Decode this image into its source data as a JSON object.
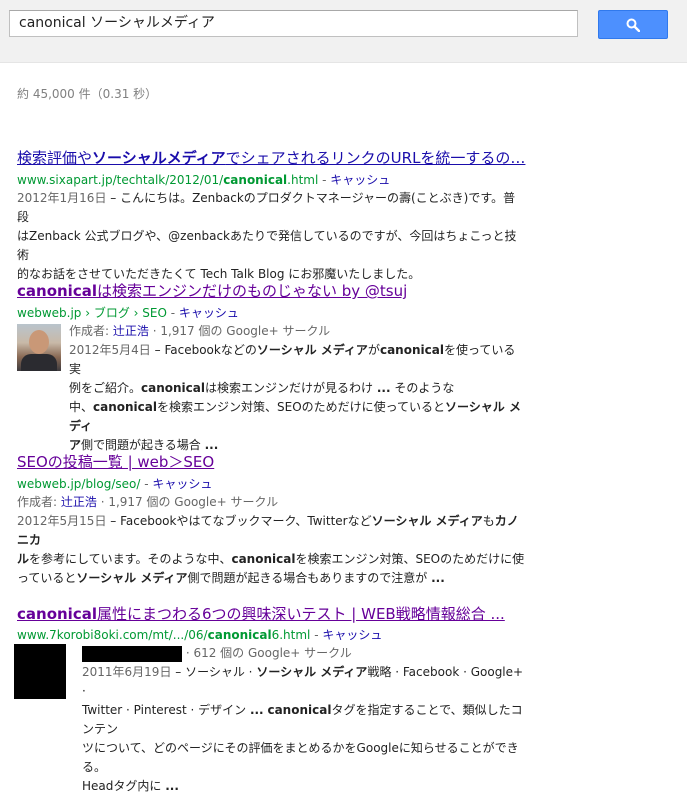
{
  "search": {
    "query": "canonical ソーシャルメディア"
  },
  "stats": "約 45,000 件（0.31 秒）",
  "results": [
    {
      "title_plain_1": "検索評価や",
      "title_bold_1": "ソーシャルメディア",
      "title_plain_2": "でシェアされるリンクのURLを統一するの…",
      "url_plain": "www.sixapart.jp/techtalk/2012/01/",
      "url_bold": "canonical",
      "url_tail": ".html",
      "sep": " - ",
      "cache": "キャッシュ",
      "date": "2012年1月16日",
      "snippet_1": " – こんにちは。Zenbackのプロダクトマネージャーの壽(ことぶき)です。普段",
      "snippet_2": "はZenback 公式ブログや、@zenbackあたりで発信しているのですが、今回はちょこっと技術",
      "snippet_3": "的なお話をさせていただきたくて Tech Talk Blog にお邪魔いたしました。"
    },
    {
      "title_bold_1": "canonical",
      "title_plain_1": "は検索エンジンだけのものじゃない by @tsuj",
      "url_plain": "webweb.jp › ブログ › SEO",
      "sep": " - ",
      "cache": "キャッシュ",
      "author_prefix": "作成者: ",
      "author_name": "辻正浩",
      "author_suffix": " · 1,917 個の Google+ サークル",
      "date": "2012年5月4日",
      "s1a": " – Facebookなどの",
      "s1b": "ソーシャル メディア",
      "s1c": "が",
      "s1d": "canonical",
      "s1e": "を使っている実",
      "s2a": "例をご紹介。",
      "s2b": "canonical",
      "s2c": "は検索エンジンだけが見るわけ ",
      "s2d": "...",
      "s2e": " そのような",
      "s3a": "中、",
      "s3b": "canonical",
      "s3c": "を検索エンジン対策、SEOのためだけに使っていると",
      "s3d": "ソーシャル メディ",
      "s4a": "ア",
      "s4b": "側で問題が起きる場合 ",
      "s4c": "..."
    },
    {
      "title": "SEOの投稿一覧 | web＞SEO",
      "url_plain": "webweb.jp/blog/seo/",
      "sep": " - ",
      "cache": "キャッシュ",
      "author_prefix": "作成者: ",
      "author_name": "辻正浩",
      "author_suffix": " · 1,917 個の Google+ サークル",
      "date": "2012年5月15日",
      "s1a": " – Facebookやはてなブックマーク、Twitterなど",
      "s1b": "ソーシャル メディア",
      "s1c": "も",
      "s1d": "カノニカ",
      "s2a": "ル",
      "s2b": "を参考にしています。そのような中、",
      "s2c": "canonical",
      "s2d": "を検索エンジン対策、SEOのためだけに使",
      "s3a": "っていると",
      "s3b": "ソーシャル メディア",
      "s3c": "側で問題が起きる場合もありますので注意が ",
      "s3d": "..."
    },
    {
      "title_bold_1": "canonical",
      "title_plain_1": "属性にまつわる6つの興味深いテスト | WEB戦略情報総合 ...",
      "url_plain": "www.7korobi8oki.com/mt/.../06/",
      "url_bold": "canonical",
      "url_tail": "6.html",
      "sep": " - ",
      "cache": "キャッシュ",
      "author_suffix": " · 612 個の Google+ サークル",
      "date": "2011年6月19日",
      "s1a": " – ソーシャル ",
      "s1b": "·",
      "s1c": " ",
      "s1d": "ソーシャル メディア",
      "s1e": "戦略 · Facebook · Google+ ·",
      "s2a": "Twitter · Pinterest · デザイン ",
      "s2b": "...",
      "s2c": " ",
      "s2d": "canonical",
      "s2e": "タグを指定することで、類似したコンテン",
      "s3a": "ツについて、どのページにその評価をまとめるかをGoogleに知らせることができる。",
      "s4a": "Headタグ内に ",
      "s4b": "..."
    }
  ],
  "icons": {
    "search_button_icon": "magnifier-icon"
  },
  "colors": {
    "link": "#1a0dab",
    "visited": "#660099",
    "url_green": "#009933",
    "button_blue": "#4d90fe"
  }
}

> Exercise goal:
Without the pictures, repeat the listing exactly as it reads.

> Task answer:
Decode this image into its source data as a JSON object.
{
  "search": {
    "query": "canonical ソーシャルメディア"
  },
  "stats": "約 45,000 件（0.31 秒）",
  "results": [
    {
      "title_plain_1": "検索評価や",
      "title_bold_1": "ソーシャルメディア",
      "title_plain_2": "でシェアされるリンクのURLを統一するの…",
      "url_plain": "www.sixapart.jp/techtalk/2012/01/",
      "url_bold": "canonical",
      "url_tail": ".html",
      "sep": " - ",
      "cache": "キャッシュ",
      "date": "2012年1月16日",
      "snippet_1": " – こんにちは。Zenbackのプロダクトマネージャーの壽(ことぶき)です。普段",
      "snippet_2": "はZenback 公式ブログや、@zenbackあたりで発信しているのですが、今回はちょこっと技術",
      "snippet_3": "的なお話をさせていただきたくて Tech Talk Blog にお邪魔いたしました。"
    },
    {
      "title_bold_1": "canonical",
      "title_plain_1": "は検索エンジンだけのものじゃない by @tsuj",
      "url_plain": "webweb.jp › ブログ › SEO",
      "sep": " - ",
      "cache": "キャッシュ",
      "author_prefix": "作成者: ",
      "author_name": "辻正浩",
      "author_suffix": " · 1,917 個の Google+ サークル",
      "date": "2012年5月4日",
      "s1a": " – Facebookなどの",
      "s1b": "ソーシャル メディア",
      "s1c": "が",
      "s1d": "canonical",
      "s1e": "を使っている実",
      "s2a": "例をご紹介。",
      "s2b": "canonical",
      "s2c": "は検索エンジンだけが見るわけ ",
      "s2d": "...",
      "s2e": " そのような",
      "s3a": "中、",
      "s3b": "canonical",
      "s3c": "を検索エンジン対策、SEOのためだけに使っていると",
      "s3d": "ソーシャル メディ",
      "s4a": "ア",
      "s4b": "側で問題が起きる場合 ",
      "s4c": "..."
    },
    {
      "title": "SEOの投稿一覧 | web＞SEO",
      "url_plain": "webweb.jp/blog/seo/",
      "sep": " - ",
      "cache": "キャッシュ",
      "author_prefix": "作成者: ",
      "author_name": "辻正浩",
      "author_suffix": " · 1,917 個の Google+ サークル",
      "date": "2012年5月15日",
      "s1a": " – Facebookやはてなブックマーク、Twitterなど",
      "s1b": "ソーシャル メディア",
      "s1c": "も",
      "s1d": "カノニカ",
      "s2a": "ル",
      "s2b": "を参考にしています。そのような中、",
      "s2c": "canonical",
      "s2d": "を検索エンジン対策、SEOのためだけに使",
      "s3a": "っていると",
      "s3b": "ソーシャル メディア",
      "s3c": "側で問題が起きる場合もありますので注意が ",
      "s3d": "..."
    },
    {
      "title_bold_1": "canonical",
      "title_plain_1": "属性にまつわる6つの興味深いテスト | WEB戦略情報総合 ...",
      "url_plain": "www.7korobi8oki.com/mt/.../06/",
      "url_bold": "canonical",
      "url_tail": "6.html",
      "sep": " - ",
      "cache": "キャッシュ",
      "author_suffix": " · 612 個の Google+ サークル",
      "date": "2011年6月19日",
      "s1a": " – ソーシャル ",
      "s1b": "·",
      "s1c": " ",
      "s1d": "ソーシャル メディア",
      "s1e": "戦略 · Facebook · Google+ ·",
      "s2a": "Twitter · Pinterest · デザイン ",
      "s2b": "...",
      "s2c": " ",
      "s2d": "canonical",
      "s2e": "タグを指定することで、類似したコンテン",
      "s3a": "ツについて、どのページにその評価をまとめるかをGoogleに知らせることができる。",
      "s4a": "Headタグ内に ",
      "s4b": "..."
    }
  ],
  "icons": {
    "search_button_icon": "magnifier-icon"
  },
  "colors": {
    "link": "#1a0dab",
    "visited": "#660099",
    "url_green": "#009933",
    "button_blue": "#4d90fe"
  }
}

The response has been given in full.